**WORK REQUIRED**
Only the lines containing "private" belong in the answer; find them in the material below.

**SUPPLIED INFORMATION**
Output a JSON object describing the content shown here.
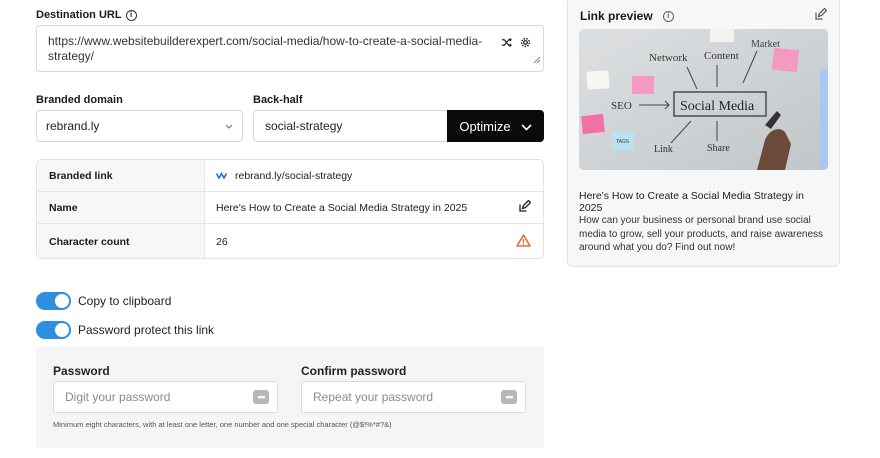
{
  "destination": {
    "label": "Destination URL",
    "info_icon": "info-circle-icon",
    "url": "https://www.websitebuilderexpert.com/social-media/how-to-create-a-social-media-strategy/",
    "shuffle_icon": "shuffle-icon",
    "settings_icon": "gear-icon"
  },
  "branded_domain": {
    "label": "Branded domain",
    "value": "rebrand.ly",
    "chevron_icon": "chevron-down-icon"
  },
  "back_half": {
    "label": "Back-half",
    "value": "social-strategy",
    "optimize_label": "Optimize"
  },
  "info_table": {
    "rows": [
      {
        "key": "Branded link",
        "value": "rebrand.ly/social-strategy",
        "icon": "rebrandly-logo-icon"
      },
      {
        "key": "Name",
        "value": "Here's How to Create a Social Media Strategy in 2025",
        "icon": "edit-icon"
      },
      {
        "key": "Character count",
        "value": "26",
        "icon": "warning-icon"
      }
    ]
  },
  "toggles": {
    "copy_label": "Copy to clipboard",
    "copy_on": true,
    "password_label": "Password protect this link",
    "password_on": true
  },
  "password": {
    "label": "Password",
    "placeholder": "Digit your password",
    "confirm_label": "Confirm password",
    "confirm_placeholder": "Repeat your password",
    "hint": "Minimum eight characters, with at least one letter, one number and one special character (@$!%*#?&)"
  },
  "preview": {
    "label": "Link preview",
    "title": "Here's How to Create a Social Media Strategy in 2025",
    "description": "How can your business or personal brand use social media to grow, sell your products, and raise awareness around what you do? Find out now!",
    "image_words": [
      "Network",
      "Content",
      "Market",
      "SEO",
      "Social Media",
      "Link",
      "Share",
      "TAGS"
    ]
  },
  "colors": {
    "accent": "#2d8fe0",
    "button_dark": "#0a0a0a",
    "warning": "#e8541c"
  }
}
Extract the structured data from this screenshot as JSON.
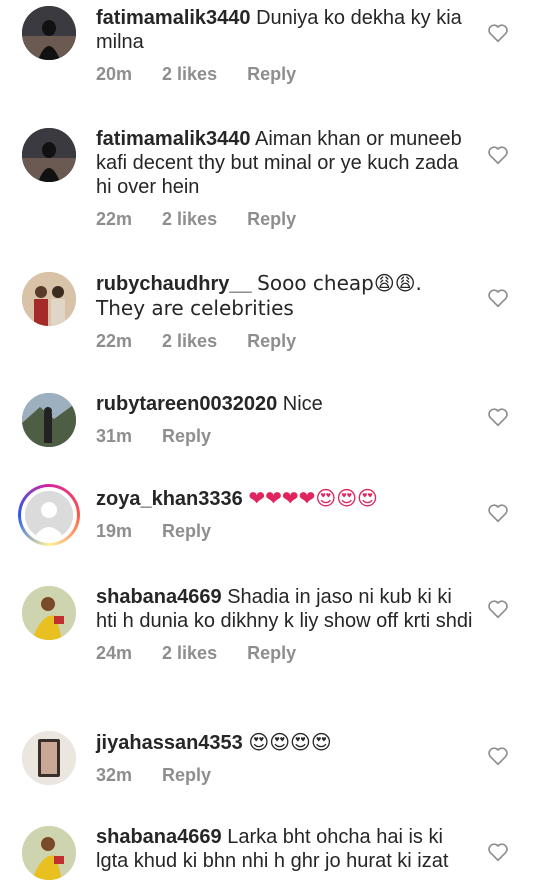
{
  "comments": [
    {
      "username": "fatimamalik3440",
      "text": "Duniya ko dekha ky kia milna",
      "time": "20m",
      "likes": "2 likes",
      "reply": "Reply"
    },
    {
      "username": "fatimamalik3440",
      "text": "Aiman khan or muneeb kafi decent thy but minal or ye kuch zada hi over hein",
      "time": "22m",
      "likes": "2 likes",
      "reply": "Reply"
    },
    {
      "username": "rubychaudhry__",
      "text": "Sooo cheap😩😩. They are celebrities",
      "time": "22m",
      "likes": "2 likes",
      "reply": "Reply"
    },
    {
      "username": "rubytareen0032020",
      "text": "Nice",
      "time": "31m",
      "reply": "Reply"
    },
    {
      "username": "zoya_khan3336",
      "text": "❤❤❤❤😍😍😍",
      "time": "19m",
      "reply": "Reply"
    },
    {
      "username": "shabana4669",
      "text": "Shadia in jaso ni kub ki ki hti h dunia ko dikhny k liy show off krti shdi",
      "time": "24m",
      "likes": "2 likes",
      "reply": "Reply"
    },
    {
      "username": "jiyahassan4353",
      "text": "😍😍😍😍",
      "time": "32m",
      "reply": "Reply"
    },
    {
      "username": "shabana4669",
      "text": "Larka bht ohcha hai is ki lgta khud ki bhn nhi h ghr jo hurat ki izat"
    }
  ],
  "colors": {
    "text": "#262626",
    "meta": "#8e8e8e",
    "heart": "#8e8e8e"
  },
  "icons": {
    "like": "heart-outline-icon"
  }
}
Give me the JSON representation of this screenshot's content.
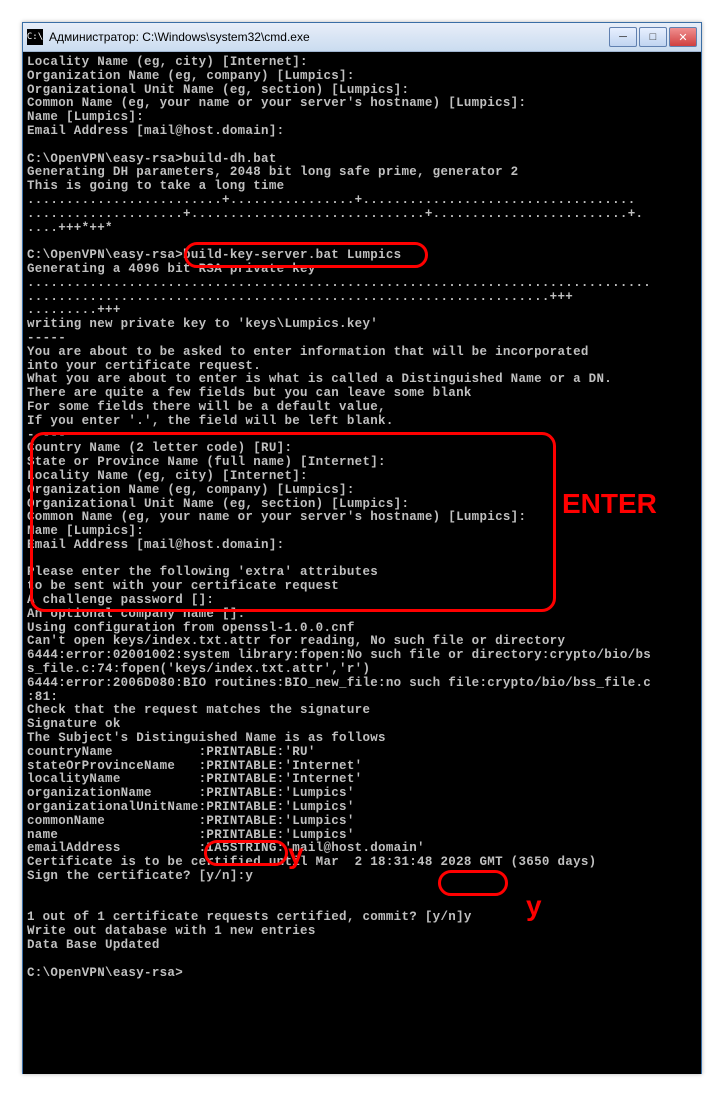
{
  "window": {
    "title": "Администратор: C:\\Windows\\system32\\cmd.exe",
    "icon_text": "C:\\"
  },
  "terminal": {
    "lines": [
      "Locality Name (eg, city) [Internet]:",
      "Organization Name (eg, company) [Lumpics]:",
      "Organizational Unit Name (eg, section) [Lumpics]:",
      "Common Name (eg, your name or your server's hostname) [Lumpics]:",
      "Name [Lumpics]:",
      "Email Address [mail@host.domain]:",
      "",
      "C:\\OpenVPN\\easy-rsa>build-dh.bat",
      "Generating DH parameters, 2048 bit long safe prime, generator 2",
      "This is going to take a long time",
      ".........................+................+...................................",
      "....................+..............................+.........................+.",
      "....+++*++*",
      "",
      "C:\\OpenVPN\\easy-rsa>build-key-server.bat Lumpics",
      "Generating a 4096 bit RSA private key",
      "................................................................................",
      "...................................................................+++",
      ".........+++",
      "writing new private key to 'keys\\Lumpics.key'",
      "-----",
      "You are about to be asked to enter information that will be incorporated",
      "into your certificate request.",
      "What you are about to enter is what is called a Distinguished Name or a DN.",
      "There are quite a few fields but you can leave some blank",
      "For some fields there will be a default value,",
      "If you enter '.', the field will be left blank.",
      "-----",
      "Country Name (2 letter code) [RU]:",
      "State or Province Name (full name) [Internet]:",
      "Locality Name (eg, city) [Internet]:",
      "Organization Name (eg, company) [Lumpics]:",
      "Organizational Unit Name (eg, section) [Lumpics]:",
      "Common Name (eg, your name or your server's hostname) [Lumpics]:",
      "Name [Lumpics]:",
      "Email Address [mail@host.domain]:",
      "",
      "Please enter the following 'extra' attributes",
      "to be sent with your certificate request",
      "A challenge password []:",
      "An optional company name []:",
      "Using configuration from openssl-1.0.0.cnf",
      "Can't open keys/index.txt.attr for reading, No such file or directory",
      "6444:error:02001002:system library:fopen:No such file or directory:crypto/bio/bs",
      "s_file.c:74:fopen('keys/index.txt.attr','r')",
      "6444:error:2006D080:BIO routines:BIO_new_file:no such file:crypto/bio/bss_file.c",
      ":81:",
      "Check that the request matches the signature",
      "Signature ok",
      "The Subject's Distinguished Name is as follows",
      "countryName           :PRINTABLE:'RU'",
      "stateOrProvinceName   :PRINTABLE:'Internet'",
      "localityName          :PRINTABLE:'Internet'",
      "organizationName      :PRINTABLE:'Lumpics'",
      "organizationalUnitName:PRINTABLE:'Lumpics'",
      "commonName            :PRINTABLE:'Lumpics'",
      "name                  :PRINTABLE:'Lumpics'",
      "emailAddress          :IA5STRING:'mail@host.domain'",
      "Certificate is to be certified until Mar  2 18:31:48 2028 GMT (3650 days)",
      "Sign the certificate? [y/n]:y",
      "",
      "",
      "1 out of 1 certificate requests certified, commit? [y/n]y",
      "Write out database with 1 new entries",
      "Data Base Updated",
      "",
      "C:\\OpenVPN\\easy-rsa>"
    ]
  },
  "annotations": {
    "enter": "ENTER",
    "y1": "y",
    "y2": "y"
  }
}
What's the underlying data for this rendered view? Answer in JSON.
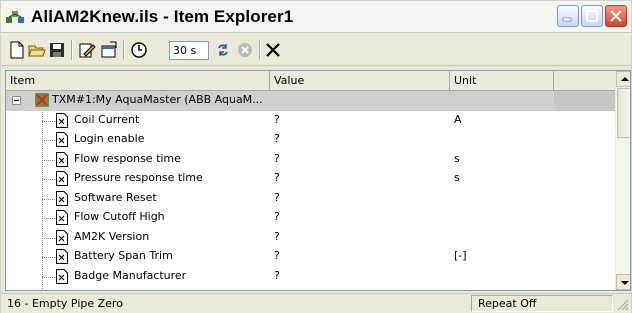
{
  "window": {
    "title": "AllAM2Knew.ils - Item Explorer1",
    "controls": {
      "minimize": "minimize-icon",
      "maximize": "maximize-icon",
      "close": "close-icon"
    }
  },
  "toolbar": {
    "buttons": [
      {
        "name": "new-button",
        "icon": "new-document-icon"
      },
      {
        "name": "open-button",
        "icon": "open-folder-icon"
      },
      {
        "name": "save-button",
        "icon": "floppy-disk-icon"
      },
      {
        "name": "edit-button",
        "icon": "edit-icon"
      },
      {
        "name": "properties-button",
        "icon": "properties-icon"
      },
      {
        "name": "timer-button",
        "icon": "clock-icon"
      }
    ],
    "interval_value": "30 s",
    "refresh_icon": "refresh-icon",
    "stop_icon": "stop-icon",
    "delete_icon": "delete-x-icon"
  },
  "grid": {
    "columns": [
      {
        "label": "Item"
      },
      {
        "label": "Value"
      },
      {
        "label": "Unit"
      }
    ],
    "root": {
      "label": "TXM#1:My AquaMaster (ABB AquaM..."
    },
    "rows": [
      {
        "label": "Coil Current",
        "value": "?",
        "unit": "A"
      },
      {
        "label": "Login enable",
        "value": "?",
        "unit": ""
      },
      {
        "label": "Flow response time",
        "value": "?",
        "unit": "s"
      },
      {
        "label": "Pressure response time",
        "value": "?",
        "unit": "s"
      },
      {
        "label": "Software Reset",
        "value": "?",
        "unit": ""
      },
      {
        "label": "Flow Cutoff High",
        "value": "?",
        "unit": ""
      },
      {
        "label": "AM2K Version",
        "value": "?",
        "unit": ""
      },
      {
        "label": "Battery Span Trim",
        "value": "?",
        "unit": "[-]"
      },
      {
        "label": "Badge Manufacturer",
        "value": "?",
        "unit": ""
      }
    ]
  },
  "statusbar": {
    "left": "16 - Empty Pipe Zero",
    "right": "Repeat Off"
  }
}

**RESPONSE BELOW**
      "Generating a 4096 bit RSA private key",
      "writing new private key to 'keys\\Lumpics.key'",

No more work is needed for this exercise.